We demonstrate that the Discrete Persistent Source Extractor (DisPerSE) can be used with spectroscopic redshifts to define the cosmic web and its distance to galaxies in small-area deep fields. Here we analyze the use of DisPerSE to identify structure in observational data. We apply DisPerSE to the distribution of galaxies in the Cosmic Evolution Survey (COSMOS) field and find the best parameters to identify filaments. We compile a catalog of 11,500 spectroscopic redshifts from the Galaxy and Mass Assembly (GAMA) G10 data release. We analyze two-dimensional slices, extract filaments, and calculate the distance for each galaxy to its nearest filament. We find that redder and more massive galaxies are closer to filaments. To study the growth of galaxies across cosmic time, and environment, we are carrying out an H I survey covering redshifts of z = 0-0.45, the COSMOS H I Large Extragalactic Survey (CHILES). In addition we present the predicted H I mass fraction as a function of distance to filaments for the spectroscopically known galaxies in CHILES. Lastly we discuss the cold gas morphology of a few individual galaxies and their positions with respect to the cosmic web.
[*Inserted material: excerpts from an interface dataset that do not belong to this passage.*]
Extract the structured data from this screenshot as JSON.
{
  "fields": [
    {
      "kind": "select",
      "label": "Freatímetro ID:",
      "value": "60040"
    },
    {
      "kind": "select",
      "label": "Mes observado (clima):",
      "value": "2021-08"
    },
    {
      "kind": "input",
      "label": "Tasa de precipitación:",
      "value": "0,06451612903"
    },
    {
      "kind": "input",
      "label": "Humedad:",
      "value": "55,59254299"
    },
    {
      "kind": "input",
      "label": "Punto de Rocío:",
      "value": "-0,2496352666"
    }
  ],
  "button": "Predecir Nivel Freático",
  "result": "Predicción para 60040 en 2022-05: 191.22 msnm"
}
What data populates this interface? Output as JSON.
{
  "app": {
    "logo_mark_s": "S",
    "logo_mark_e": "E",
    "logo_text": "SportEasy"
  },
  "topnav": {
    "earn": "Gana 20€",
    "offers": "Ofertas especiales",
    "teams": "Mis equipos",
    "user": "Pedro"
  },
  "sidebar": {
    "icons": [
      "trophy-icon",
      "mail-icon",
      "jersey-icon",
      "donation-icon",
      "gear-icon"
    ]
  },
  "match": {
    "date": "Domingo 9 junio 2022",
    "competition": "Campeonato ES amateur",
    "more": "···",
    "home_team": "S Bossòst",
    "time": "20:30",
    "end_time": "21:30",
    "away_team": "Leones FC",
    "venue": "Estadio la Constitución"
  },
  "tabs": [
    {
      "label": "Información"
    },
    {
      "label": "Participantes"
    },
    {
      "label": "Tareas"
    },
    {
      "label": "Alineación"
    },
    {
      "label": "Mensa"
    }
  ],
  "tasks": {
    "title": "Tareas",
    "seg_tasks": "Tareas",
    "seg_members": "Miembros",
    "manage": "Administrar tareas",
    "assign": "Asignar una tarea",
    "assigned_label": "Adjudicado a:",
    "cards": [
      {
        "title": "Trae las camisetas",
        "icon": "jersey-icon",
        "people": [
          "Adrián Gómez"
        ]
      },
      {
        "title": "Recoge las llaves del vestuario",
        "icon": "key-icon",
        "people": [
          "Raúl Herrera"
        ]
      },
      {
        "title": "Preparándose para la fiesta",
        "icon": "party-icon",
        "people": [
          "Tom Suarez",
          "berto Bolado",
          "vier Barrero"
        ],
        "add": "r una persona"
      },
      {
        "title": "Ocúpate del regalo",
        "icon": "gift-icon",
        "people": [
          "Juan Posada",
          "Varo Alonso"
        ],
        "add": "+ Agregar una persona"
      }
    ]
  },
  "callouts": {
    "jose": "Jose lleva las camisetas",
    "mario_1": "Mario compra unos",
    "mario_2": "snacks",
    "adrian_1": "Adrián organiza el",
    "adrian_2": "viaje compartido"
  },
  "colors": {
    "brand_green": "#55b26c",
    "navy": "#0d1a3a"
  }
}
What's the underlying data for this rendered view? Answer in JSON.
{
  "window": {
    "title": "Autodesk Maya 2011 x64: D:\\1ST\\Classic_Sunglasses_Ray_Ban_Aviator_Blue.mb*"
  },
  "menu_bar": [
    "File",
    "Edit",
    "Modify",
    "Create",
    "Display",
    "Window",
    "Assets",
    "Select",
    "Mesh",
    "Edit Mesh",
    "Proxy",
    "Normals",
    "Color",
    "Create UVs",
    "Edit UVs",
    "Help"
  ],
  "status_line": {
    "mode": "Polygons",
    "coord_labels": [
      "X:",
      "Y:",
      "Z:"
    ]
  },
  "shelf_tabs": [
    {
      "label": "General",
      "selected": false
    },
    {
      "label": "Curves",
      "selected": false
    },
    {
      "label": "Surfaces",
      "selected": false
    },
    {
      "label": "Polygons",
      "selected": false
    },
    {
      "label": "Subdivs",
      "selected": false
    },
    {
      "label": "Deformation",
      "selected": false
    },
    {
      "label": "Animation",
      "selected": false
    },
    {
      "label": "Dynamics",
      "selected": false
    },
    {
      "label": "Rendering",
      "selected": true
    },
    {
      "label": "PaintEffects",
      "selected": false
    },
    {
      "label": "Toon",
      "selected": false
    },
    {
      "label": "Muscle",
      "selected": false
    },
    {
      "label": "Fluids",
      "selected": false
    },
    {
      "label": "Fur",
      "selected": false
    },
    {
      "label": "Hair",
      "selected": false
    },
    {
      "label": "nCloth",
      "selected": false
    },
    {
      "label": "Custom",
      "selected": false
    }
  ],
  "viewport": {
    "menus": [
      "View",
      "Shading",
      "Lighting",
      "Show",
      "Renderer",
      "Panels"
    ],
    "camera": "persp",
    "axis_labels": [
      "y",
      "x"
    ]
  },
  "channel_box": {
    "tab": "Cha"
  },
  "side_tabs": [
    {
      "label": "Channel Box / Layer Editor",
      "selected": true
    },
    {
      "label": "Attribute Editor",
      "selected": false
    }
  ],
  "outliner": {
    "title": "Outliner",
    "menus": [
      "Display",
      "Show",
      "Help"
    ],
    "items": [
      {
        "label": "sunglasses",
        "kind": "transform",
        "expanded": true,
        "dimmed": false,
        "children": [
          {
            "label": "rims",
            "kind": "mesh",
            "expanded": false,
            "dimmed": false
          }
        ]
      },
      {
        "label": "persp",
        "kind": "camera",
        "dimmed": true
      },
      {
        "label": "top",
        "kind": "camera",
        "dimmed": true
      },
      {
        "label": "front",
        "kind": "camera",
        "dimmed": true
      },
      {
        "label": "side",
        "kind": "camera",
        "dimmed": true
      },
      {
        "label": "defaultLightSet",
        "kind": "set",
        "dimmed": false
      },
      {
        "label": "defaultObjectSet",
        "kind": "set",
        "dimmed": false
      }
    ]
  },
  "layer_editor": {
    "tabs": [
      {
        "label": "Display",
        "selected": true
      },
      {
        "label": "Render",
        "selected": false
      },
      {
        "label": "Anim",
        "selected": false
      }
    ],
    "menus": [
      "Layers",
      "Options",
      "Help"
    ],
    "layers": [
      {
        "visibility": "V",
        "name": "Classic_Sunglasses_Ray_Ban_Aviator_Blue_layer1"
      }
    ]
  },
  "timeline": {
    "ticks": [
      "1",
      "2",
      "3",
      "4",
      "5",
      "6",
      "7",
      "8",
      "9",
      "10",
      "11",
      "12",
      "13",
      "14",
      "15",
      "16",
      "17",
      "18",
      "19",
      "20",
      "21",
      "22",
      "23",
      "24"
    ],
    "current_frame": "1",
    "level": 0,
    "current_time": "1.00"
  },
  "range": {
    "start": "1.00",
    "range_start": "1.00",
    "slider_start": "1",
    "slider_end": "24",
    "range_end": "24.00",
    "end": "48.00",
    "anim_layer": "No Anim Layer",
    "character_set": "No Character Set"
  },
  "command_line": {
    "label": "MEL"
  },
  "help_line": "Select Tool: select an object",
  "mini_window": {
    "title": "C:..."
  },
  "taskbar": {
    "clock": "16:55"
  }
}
The identification of the cosmic web, and the ability of CHILES to study the resolved neutral hydrogen morphologies and kinematics of galaxies, will allow future studies of the properties of neutral hydrogen in different cosmic web environments across the redshift range of z = 0.1-0.45.
- Galaxy: evolution
- large-scale structure of universe
- galaxies: ISM